Start your mauls from a lineout with a strong take from the lineout catcher. It is all part of the lion’s ROAR and creates great go forward. MORE
Options from front ball
It’s easy to think that lineout front ball is only for a catch-and-drive to clear your lines, or to attack their try line from 5m. Yet, it can be used for off-the-top and front peels. But make sure you have the basics in place first.
OFF THE TOP FROM THE FRONT
Front ball or throwing to the number two jumper at the lineout is sometimes seen as a safe ball but not the best option when passing the ball out to the backs. The 9 has to pass further and opposition players at the back of lineout are inevitably closer to your 10 than if it was middle or back ball.
But that needs to be weighed up with the fact that front ball is easier to win than middle or back ball. How can you balance this risk and reward?
FRONT FOR THE BACKS
There are two ways you can make front ball into the sort of the ball the backs want:
- The 9 needs to take the ball 8-10m in from the touchline, approximately opposite the fourth or fifth player in the lineout. They have to take it so their momentum is towards the intended pass, which is your 10.
- It is the lineout jumper’s responsibility at 2 to deliver the ball accurately to the 9. To achieve this they have to twist in the air once they have received the ball and then drop it into the path of the 9.
- Work on the first jumper twisting by themselves.
- Starting on their knees, they kneel square to the thrower.
- The thrower, who’s also on their knees, throws in.
- The jumper takes the ball above their head, twists their torso and shoulders to deliver the ball with one hand as far “back”” as they can.
- This can be progressed to standing and then working in a pod with their lifters.
- Finally, it is done under pressure from the opposition.
Aim to get the process sharp, with an accurate throw to the jumper, then an accurate hard and flat delivery to the halfback. They, or the 10, does not want the ball looped back because they will be pressured by opposition forwards coming through the line.

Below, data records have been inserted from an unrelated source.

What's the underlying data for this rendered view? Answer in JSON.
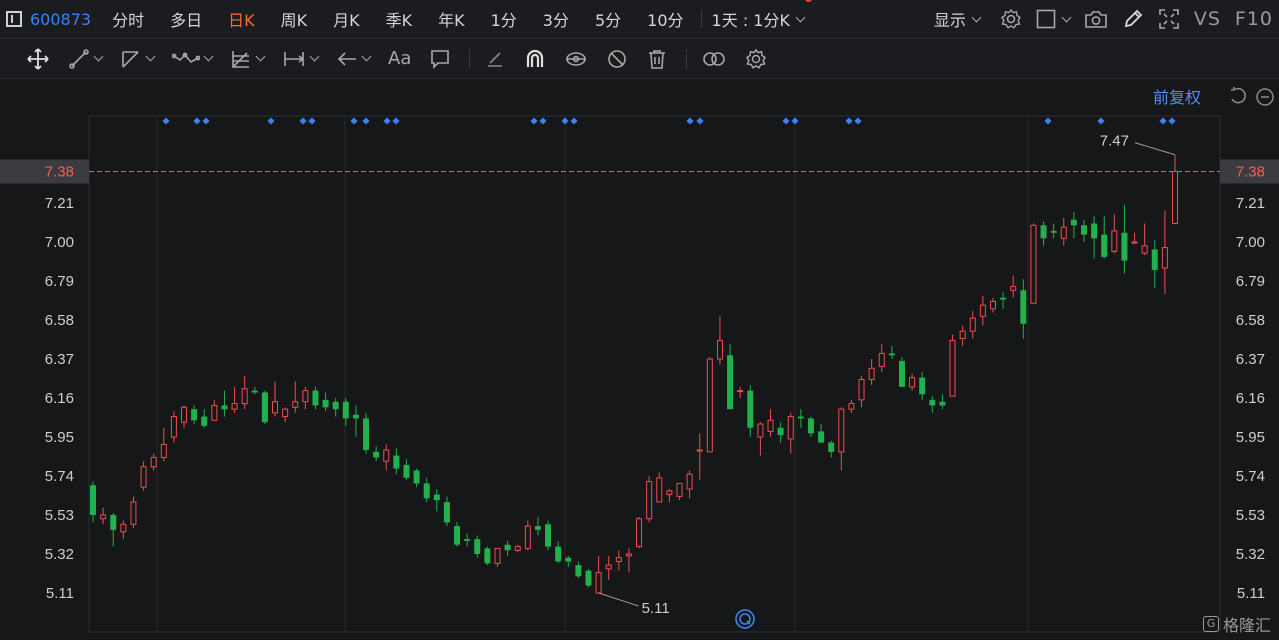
{
  "toolbar": {
    "stock_code": "600873",
    "tabs": [
      "分时",
      "多日",
      "日K",
      "周K",
      "月K",
      "季K",
      "年K",
      "1分",
      "3分",
      "5分",
      "10分"
    ],
    "active_tab": "日K",
    "period_selector": "1天 : 1分K",
    "display_label": "显示",
    "vs_label": "VS",
    "f10_label": "F10"
  },
  "drawing_tools": [
    "move-icon",
    "line-icon",
    "polyline-icon",
    "wave-icon",
    "fib-icon",
    "range-icon",
    "arrow-icon",
    "text-icon",
    "comment-icon",
    "eraser-icon",
    "magnet-icon",
    "lock-eye-icon",
    "hide-icon",
    "trash-icon",
    "link-icon",
    "settings-icon"
  ],
  "text_tool_label": "Aa",
  "adjust_label": "前复权",
  "watermark": {
    "badge": "G",
    "text": "格隆汇"
  },
  "colors": {
    "up": "#ef4d4d",
    "down": "#22b14c",
    "current": "#ff6a2b",
    "accent": "#3b82f6"
  },
  "price_axis": {
    "ticks": [
      "7.38",
      "7.21",
      "7.00",
      "6.79",
      "6.58",
      "6.37",
      "6.16",
      "5.95",
      "5.74",
      "5.53",
      "5.32",
      "5.11"
    ],
    "current_price": "7.38"
  },
  "annotations": {
    "high": "7.47",
    "low": "5.11"
  },
  "chart_data": {
    "type": "candlestick",
    "ylim": [
      5.0,
      7.6
    ],
    "grid": true,
    "current_price": 7.38,
    "candles": [
      [
        5.69,
        5.71,
        5.49,
        5.53
      ],
      [
        5.51,
        5.57,
        5.48,
        5.53
      ],
      [
        5.53,
        5.54,
        5.36,
        5.45
      ],
      [
        5.44,
        5.5,
        5.4,
        5.48
      ],
      [
        5.48,
        5.63,
        5.46,
        5.6
      ],
      [
        5.68,
        5.82,
        5.66,
        5.79
      ],
      [
        5.79,
        5.86,
        5.77,
        5.84
      ],
      [
        5.84,
        6.0,
        5.82,
        5.91
      ],
      [
        5.95,
        6.09,
        5.92,
        6.06
      ],
      [
        6.03,
        6.12,
        6.0,
        6.11
      ],
      [
        6.1,
        6.12,
        6.02,
        6.04
      ],
      [
        6.06,
        6.1,
        6.0,
        6.01
      ],
      [
        6.04,
        6.15,
        6.04,
        6.12
      ],
      [
        6.12,
        6.2,
        6.06,
        6.1
      ],
      [
        6.1,
        6.22,
        6.08,
        6.13
      ],
      [
        6.13,
        6.28,
        6.1,
        6.21
      ],
      [
        6.2,
        6.22,
        6.18,
        6.19
      ],
      [
        6.19,
        6.2,
        6.02,
        6.03
      ],
      [
        6.08,
        6.25,
        6.06,
        6.14
      ],
      [
        6.06,
        6.11,
        6.03,
        6.1
      ],
      [
        6.11,
        6.25,
        6.08,
        6.14
      ],
      [
        6.14,
        6.22,
        6.1,
        6.2
      ],
      [
        6.2,
        6.22,
        6.1,
        6.12
      ],
      [
        6.15,
        6.19,
        6.09,
        6.11
      ],
      [
        6.14,
        6.16,
        6.06,
        6.1
      ],
      [
        6.14,
        6.16,
        6.01,
        6.05
      ],
      [
        6.07,
        6.12,
        5.95,
        6.05
      ],
      [
        6.05,
        6.08,
        5.86,
        5.88
      ],
      [
        5.87,
        5.9,
        5.82,
        5.84
      ],
      [
        5.82,
        5.91,
        5.77,
        5.88
      ],
      [
        5.85,
        5.89,
        5.75,
        5.78
      ],
      [
        5.8,
        5.83,
        5.72,
        5.73
      ],
      [
        5.77,
        5.78,
        5.68,
        5.7
      ],
      [
        5.7,
        5.73,
        5.6,
        5.62
      ],
      [
        5.64,
        5.67,
        5.55,
        5.61
      ],
      [
        5.6,
        5.63,
        5.47,
        5.49
      ],
      [
        5.47,
        5.49,
        5.36,
        5.37
      ],
      [
        5.4,
        5.43,
        5.36,
        5.39
      ],
      [
        5.4,
        5.42,
        5.3,
        5.32
      ],
      [
        5.35,
        5.36,
        5.26,
        5.27
      ],
      [
        5.27,
        5.35,
        5.25,
        5.35
      ],
      [
        5.37,
        5.39,
        5.31,
        5.34
      ],
      [
        5.34,
        5.37,
        5.33,
        5.36
      ],
      [
        5.35,
        5.5,
        5.34,
        5.47
      ],
      [
        5.47,
        5.52,
        5.42,
        5.45
      ],
      [
        5.48,
        5.5,
        5.34,
        5.36
      ],
      [
        5.36,
        5.39,
        5.27,
        5.28
      ],
      [
        5.3,
        5.31,
        5.25,
        5.28
      ],
      [
        5.26,
        5.28,
        5.19,
        5.2
      ],
      [
        5.23,
        5.24,
        5.14,
        5.15
      ],
      [
        5.11,
        5.31,
        5.11,
        5.22
      ],
      [
        5.24,
        5.31,
        5.18,
        5.26
      ],
      [
        5.28,
        5.34,
        5.23,
        5.3
      ],
      [
        5.31,
        5.35,
        5.22,
        5.32
      ],
      [
        5.36,
        5.52,
        5.35,
        5.51
      ],
      [
        5.51,
        5.74,
        5.49,
        5.71
      ],
      [
        5.6,
        5.76,
        5.6,
        5.73
      ],
      [
        5.64,
        5.67,
        5.6,
        5.66
      ],
      [
        5.63,
        5.7,
        5.61,
        5.7
      ],
      [
        5.67,
        5.77,
        5.62,
        5.75
      ],
      [
        5.88,
        5.97,
        5.72,
        5.88
      ],
      [
        5.87,
        6.38,
        5.87,
        6.37
      ],
      [
        6.37,
        6.6,
        6.34,
        6.47
      ],
      [
        6.39,
        6.45,
        6.1,
        6.1
      ],
      [
        6.2,
        6.22,
        6.16,
        6.2
      ],
      [
        6.2,
        6.23,
        5.95,
        6.0
      ],
      [
        5.95,
        6.03,
        5.85,
        6.02
      ],
      [
        5.98,
        6.1,
        5.95,
        6.04
      ],
      [
        6.0,
        6.03,
        5.92,
        5.96
      ],
      [
        5.94,
        6.08,
        5.86,
        6.06
      ],
      [
        6.06,
        6.1,
        6.0,
        6.05
      ],
      [
        6.05,
        6.06,
        5.95,
        5.97
      ],
      [
        5.98,
        6.02,
        5.92,
        5.92
      ],
      [
        5.92,
        5.93,
        5.84,
        5.87
      ],
      [
        5.87,
        6.11,
        5.77,
        6.1
      ],
      [
        6.1,
        6.15,
        6.08,
        6.13
      ],
      [
        6.15,
        6.28,
        6.11,
        6.26
      ],
      [
        6.26,
        6.37,
        6.23,
        6.32
      ],
      [
        6.33,
        6.45,
        6.3,
        6.4
      ],
      [
        6.4,
        6.44,
        6.37,
        6.39
      ],
      [
        6.36,
        6.38,
        6.22,
        6.22
      ],
      [
        6.22,
        6.29,
        6.2,
        6.27
      ],
      [
        6.27,
        6.3,
        6.15,
        6.18
      ],
      [
        6.15,
        6.17,
        6.08,
        6.12
      ],
      [
        6.14,
        6.18,
        6.1,
        6.12
      ],
      [
        6.17,
        6.5,
        6.17,
        6.47
      ],
      [
        6.48,
        6.55,
        6.44,
        6.52
      ],
      [
        6.52,
        6.63,
        6.48,
        6.59
      ],
      [
        6.6,
        6.71,
        6.55,
        6.66
      ],
      [
        6.64,
        6.7,
        6.62,
        6.68
      ],
      [
        6.7,
        6.73,
        6.64,
        6.69
      ],
      [
        6.74,
        6.82,
        6.7,
        6.76
      ],
      [
        6.74,
        6.8,
        6.48,
        6.56
      ],
      [
        6.67,
        7.1,
        6.67,
        7.09
      ],
      [
        7.09,
        7.11,
        6.98,
        7.02
      ],
      [
        7.06,
        7.1,
        7.02,
        7.05
      ],
      [
        7.02,
        7.13,
        6.98,
        7.08
      ],
      [
        7.12,
        7.16,
        7.02,
        7.09
      ],
      [
        7.09,
        7.12,
        7.0,
        7.04
      ],
      [
        7.1,
        7.14,
        6.91,
        7.02
      ],
      [
        7.04,
        7.14,
        6.91,
        6.92
      ],
      [
        6.95,
        7.15,
        6.94,
        7.06
      ],
      [
        7.05,
        7.2,
        6.83,
        6.9
      ],
      [
        7.0,
        7.05,
        6.99,
        7.0
      ],
      [
        6.94,
        7.1,
        6.93,
        6.98
      ],
      [
        6.96,
        7.01,
        6.75,
        6.85
      ],
      [
        6.86,
        7.17,
        6.72,
        6.97
      ],
      [
        7.1,
        7.47,
        7.1,
        7.38
      ]
    ]
  }
}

This sort of work does not always come to fruition straight away. The players need to be comfortable with the processes involved and it takes plenty of repetition to gain the sort of sharpness we want.